Life Expectancy:
American Staffordshire Terrier pups should not be bought weaned before they are 8–10 weeks old. Their life expectancy is generally 12 to 16 years with good care.

Health Concerns:Notable issues related to health and wellbeing include:
Inherited disorders
• Congenital heart disease
• Elbow dysplasia
• Canine hip dysplasia
• Luxating patella knee complication that imparts a bow shape to the leg
• Thyroid dysfunction
• Minor incidence of other conditions, such as senior ataxia and hereditary cataracts.

The breed may be vulnerable to skin allergies, urinary tract infections (UTI), and autoimmune diseases.

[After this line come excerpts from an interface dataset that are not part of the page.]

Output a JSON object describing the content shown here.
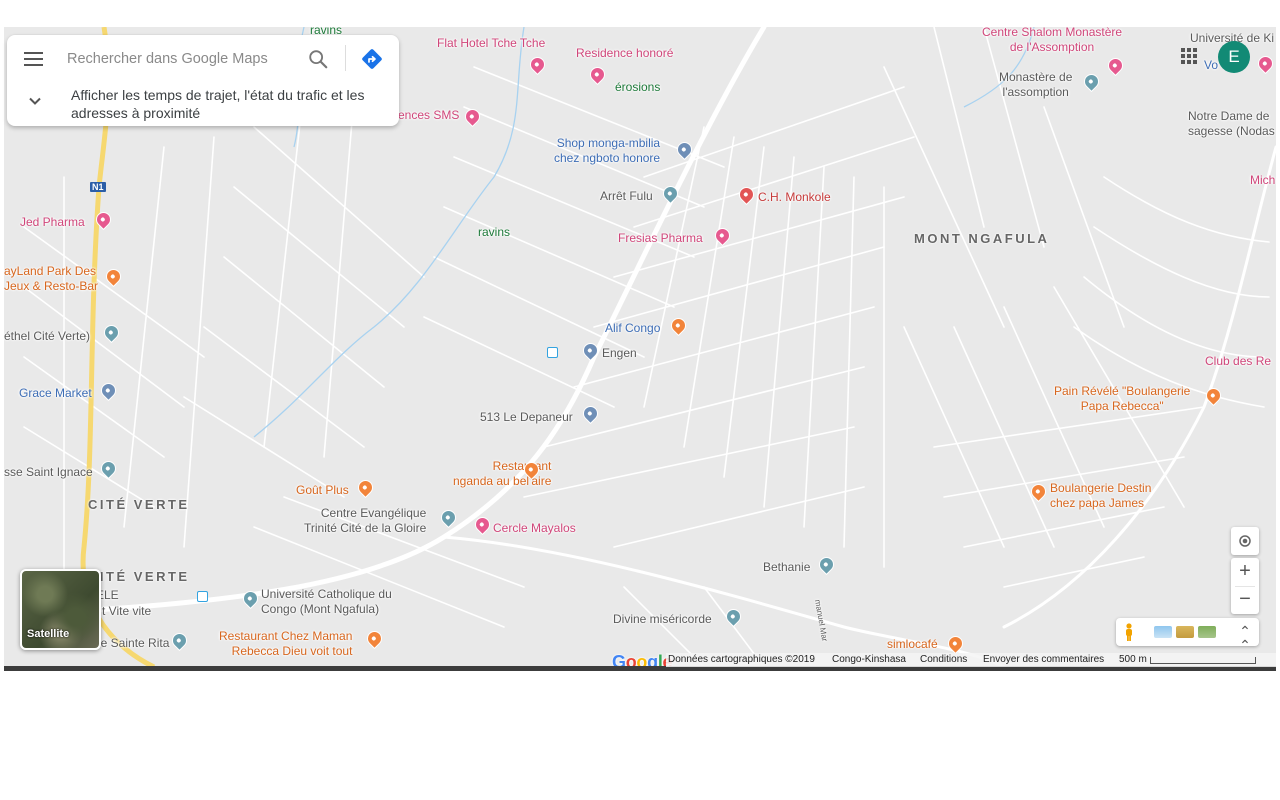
{
  "search": {
    "placeholder": "Rechercher dans Google Maps",
    "travel_info": "Afficher les temps de trajet, l'état du trafic et les adresses à proximité",
    "icons": {
      "menu": "menu-icon",
      "search": "search-icon",
      "directions": "directions-icon",
      "chevron": "chevron-down-icon"
    }
  },
  "account": {
    "initial": "E",
    "color": "#128a75"
  },
  "map": {
    "districts": [
      "MONT NGAFULA",
      "CITÉ VERTE",
      "CITÉ VERTE"
    ],
    "places": [
      "Flat Hotel Tche Tche",
      "Residence honoré",
      "érosions",
      "ravins",
      "ences SMS",
      "Shop monga-mbilia\nchez ngboto honore",
      "Arrêt Fulu",
      "C.H. Monkole",
      "Fresias Pharma",
      "ravins",
      "Jed Pharma",
      "ayLand Park Des\nJeux & Resto-Bar",
      "éthel Cité Verte)",
      "Alif Congo",
      "Engen",
      "Grace Market",
      "513 Le Depaneur",
      "sse Saint Ignace",
      "Restaurant\nnganda au bel'aire",
      "Goût Plus",
      "Centre Evangélique\nTrinité Cité de la Gloire",
      "Cercle Mayalos",
      "Université Catholique du\nCongo (Mont Ngafula)",
      "Restaurant Chez Maman\nRebecca Dieu voit tout",
      "Divine miséricorde",
      "Bethanie",
      "Centre Shalom Monastère\nde l'Assomption",
      "Monastère de\nl'assomption",
      "Université de Ki",
      "Vo",
      "Notre Dame de\nsagesse (Nodas",
      "Mich",
      "Club des Re",
      "Pain Révélé \"Boulangerie\nPapa Rebecca\"",
      "Boulangerie Destin\nchez papa James",
      "simlocafé",
      "ELE",
      "t Vite vite",
      "de Sainte Rita"
    ],
    "road_shield": "N1",
    "street_label": "manuel Mar"
  },
  "controls": {
    "satellite_label": "Satellite",
    "zoom_in": "+",
    "zoom_out": "−"
  },
  "logo": {
    "text": "Google"
  },
  "attribution": {
    "data": "Données cartographiques ©2019",
    "region": "Congo-Kinshasa",
    "terms": "Conditions",
    "feedback": "Envoyer des commentaires",
    "scale": "500 m"
  }
}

Spondylosis and osteoarthritis are common in older dogs.

Looking for an Amstaff? Use our Petfinder tool below and search for an adoptable dog that needs a home in your area now.

To view breeds we've already written about, view our Dog Breeds on The Hangout. (Must be a Circkles member to view The Hangout.)

 

Please share
Elsie's Story to inform people of a form of animal cruelty many never think of.

 

 

 

 

 

 

Help
Isaac's Story
GO VIRAL!

"Share to Care"
with other
pet owners
about the need
for more
thorough
vaccine research
as part of our
Vaccine Research Awareness Campaign.

 

 

 

 

Search our Article Archives: